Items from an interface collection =
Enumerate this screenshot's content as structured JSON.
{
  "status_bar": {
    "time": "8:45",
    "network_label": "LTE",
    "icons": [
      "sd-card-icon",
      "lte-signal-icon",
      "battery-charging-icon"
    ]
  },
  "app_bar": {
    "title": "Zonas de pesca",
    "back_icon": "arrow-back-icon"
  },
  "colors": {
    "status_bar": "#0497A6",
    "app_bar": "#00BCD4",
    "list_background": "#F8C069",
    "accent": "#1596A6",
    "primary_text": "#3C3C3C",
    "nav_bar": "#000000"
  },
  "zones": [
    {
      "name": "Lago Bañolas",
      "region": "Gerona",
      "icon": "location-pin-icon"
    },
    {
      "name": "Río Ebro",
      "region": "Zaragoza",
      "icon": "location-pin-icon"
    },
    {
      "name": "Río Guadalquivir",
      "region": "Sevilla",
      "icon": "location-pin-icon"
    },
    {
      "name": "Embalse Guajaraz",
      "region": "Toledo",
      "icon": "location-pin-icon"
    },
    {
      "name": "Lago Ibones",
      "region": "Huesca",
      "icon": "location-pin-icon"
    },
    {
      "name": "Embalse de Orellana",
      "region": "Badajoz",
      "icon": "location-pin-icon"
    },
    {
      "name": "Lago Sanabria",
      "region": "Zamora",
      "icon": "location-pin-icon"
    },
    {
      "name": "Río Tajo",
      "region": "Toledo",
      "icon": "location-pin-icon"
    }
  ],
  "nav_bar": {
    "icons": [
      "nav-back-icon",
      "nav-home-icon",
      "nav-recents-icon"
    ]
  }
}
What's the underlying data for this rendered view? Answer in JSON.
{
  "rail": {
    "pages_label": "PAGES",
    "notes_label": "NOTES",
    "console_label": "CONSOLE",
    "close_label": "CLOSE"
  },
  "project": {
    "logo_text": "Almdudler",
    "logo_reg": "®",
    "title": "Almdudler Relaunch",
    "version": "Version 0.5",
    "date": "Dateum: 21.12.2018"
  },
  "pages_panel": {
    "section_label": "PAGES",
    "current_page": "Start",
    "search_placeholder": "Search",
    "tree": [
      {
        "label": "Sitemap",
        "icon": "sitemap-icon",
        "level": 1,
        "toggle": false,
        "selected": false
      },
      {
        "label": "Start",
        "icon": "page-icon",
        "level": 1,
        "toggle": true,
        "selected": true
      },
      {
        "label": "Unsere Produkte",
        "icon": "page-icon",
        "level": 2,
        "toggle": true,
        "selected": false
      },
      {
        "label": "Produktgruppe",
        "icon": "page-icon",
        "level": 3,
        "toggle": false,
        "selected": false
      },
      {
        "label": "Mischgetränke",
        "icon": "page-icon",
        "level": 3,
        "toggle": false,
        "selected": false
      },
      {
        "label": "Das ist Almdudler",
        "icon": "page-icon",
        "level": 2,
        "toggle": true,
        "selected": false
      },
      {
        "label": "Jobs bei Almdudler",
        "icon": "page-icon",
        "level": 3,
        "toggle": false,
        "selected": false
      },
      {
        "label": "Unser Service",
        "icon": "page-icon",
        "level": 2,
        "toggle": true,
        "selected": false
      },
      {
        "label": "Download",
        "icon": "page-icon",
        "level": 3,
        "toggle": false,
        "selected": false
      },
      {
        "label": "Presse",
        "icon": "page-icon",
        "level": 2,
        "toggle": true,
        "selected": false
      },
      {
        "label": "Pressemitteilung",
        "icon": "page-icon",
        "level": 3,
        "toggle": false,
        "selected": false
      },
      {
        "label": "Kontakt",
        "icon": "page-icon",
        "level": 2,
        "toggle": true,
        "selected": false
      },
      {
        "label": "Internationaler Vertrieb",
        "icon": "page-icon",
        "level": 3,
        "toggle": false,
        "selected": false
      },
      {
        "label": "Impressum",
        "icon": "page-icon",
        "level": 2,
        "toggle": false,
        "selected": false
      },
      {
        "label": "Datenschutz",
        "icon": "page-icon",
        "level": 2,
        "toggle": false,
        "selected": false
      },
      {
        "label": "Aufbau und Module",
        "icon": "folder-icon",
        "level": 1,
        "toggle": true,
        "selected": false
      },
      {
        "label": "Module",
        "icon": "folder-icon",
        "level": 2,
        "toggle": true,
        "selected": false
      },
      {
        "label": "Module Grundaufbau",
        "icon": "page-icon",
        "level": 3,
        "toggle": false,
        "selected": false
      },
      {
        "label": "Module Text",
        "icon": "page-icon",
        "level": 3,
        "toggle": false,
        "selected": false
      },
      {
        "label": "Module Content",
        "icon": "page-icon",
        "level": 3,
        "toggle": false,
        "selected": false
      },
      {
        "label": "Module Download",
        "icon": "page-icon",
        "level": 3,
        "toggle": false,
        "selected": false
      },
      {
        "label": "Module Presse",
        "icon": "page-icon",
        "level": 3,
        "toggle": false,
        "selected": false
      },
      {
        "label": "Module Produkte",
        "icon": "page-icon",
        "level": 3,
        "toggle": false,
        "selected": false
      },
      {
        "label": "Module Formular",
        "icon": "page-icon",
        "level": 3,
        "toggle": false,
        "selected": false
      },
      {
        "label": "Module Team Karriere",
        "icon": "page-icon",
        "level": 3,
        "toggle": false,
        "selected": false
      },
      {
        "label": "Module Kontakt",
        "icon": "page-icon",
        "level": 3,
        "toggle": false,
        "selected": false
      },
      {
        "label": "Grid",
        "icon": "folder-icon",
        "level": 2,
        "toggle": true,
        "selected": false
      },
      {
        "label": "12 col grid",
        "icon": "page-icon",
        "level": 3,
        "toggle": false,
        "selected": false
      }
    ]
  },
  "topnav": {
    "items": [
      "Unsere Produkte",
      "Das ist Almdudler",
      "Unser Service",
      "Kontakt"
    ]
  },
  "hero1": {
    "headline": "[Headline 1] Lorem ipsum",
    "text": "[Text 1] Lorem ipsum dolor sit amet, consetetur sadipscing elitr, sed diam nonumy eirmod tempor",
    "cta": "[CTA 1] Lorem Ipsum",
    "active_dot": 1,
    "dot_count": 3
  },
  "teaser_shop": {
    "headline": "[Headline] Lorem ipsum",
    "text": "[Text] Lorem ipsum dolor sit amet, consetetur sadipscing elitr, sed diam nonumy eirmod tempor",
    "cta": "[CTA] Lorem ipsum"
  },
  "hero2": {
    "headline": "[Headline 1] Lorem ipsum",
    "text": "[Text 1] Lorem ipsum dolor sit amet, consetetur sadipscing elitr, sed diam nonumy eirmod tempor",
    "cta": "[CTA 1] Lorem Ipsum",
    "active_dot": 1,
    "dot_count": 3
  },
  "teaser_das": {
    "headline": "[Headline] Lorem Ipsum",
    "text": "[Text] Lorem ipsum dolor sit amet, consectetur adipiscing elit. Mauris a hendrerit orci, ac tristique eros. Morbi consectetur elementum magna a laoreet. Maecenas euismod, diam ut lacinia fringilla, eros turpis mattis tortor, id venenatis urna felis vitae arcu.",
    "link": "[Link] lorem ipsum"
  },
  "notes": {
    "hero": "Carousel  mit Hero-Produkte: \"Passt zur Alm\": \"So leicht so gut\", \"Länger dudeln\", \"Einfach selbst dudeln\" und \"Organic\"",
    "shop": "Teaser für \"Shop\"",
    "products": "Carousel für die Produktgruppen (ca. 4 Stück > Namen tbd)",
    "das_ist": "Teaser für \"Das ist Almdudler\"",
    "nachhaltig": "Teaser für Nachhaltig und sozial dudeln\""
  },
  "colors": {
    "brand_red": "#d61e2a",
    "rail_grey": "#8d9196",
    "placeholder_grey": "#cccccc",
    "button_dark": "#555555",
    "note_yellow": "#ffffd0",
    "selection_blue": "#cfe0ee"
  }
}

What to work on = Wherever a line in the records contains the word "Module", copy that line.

Task solution =
        "label": "Aufbau und Module",
        "label": "Module",
        "label": "Module Grundaufbau",
        "label": "Module Text",
        "label": "Module Content",
        "label": "Module Download",
        "label": "Module Presse",
        "label": "Module Produkte",
        "label": "Module Formular",
        "label": "Module Team Karriere",
        "label": "Module Kontakt",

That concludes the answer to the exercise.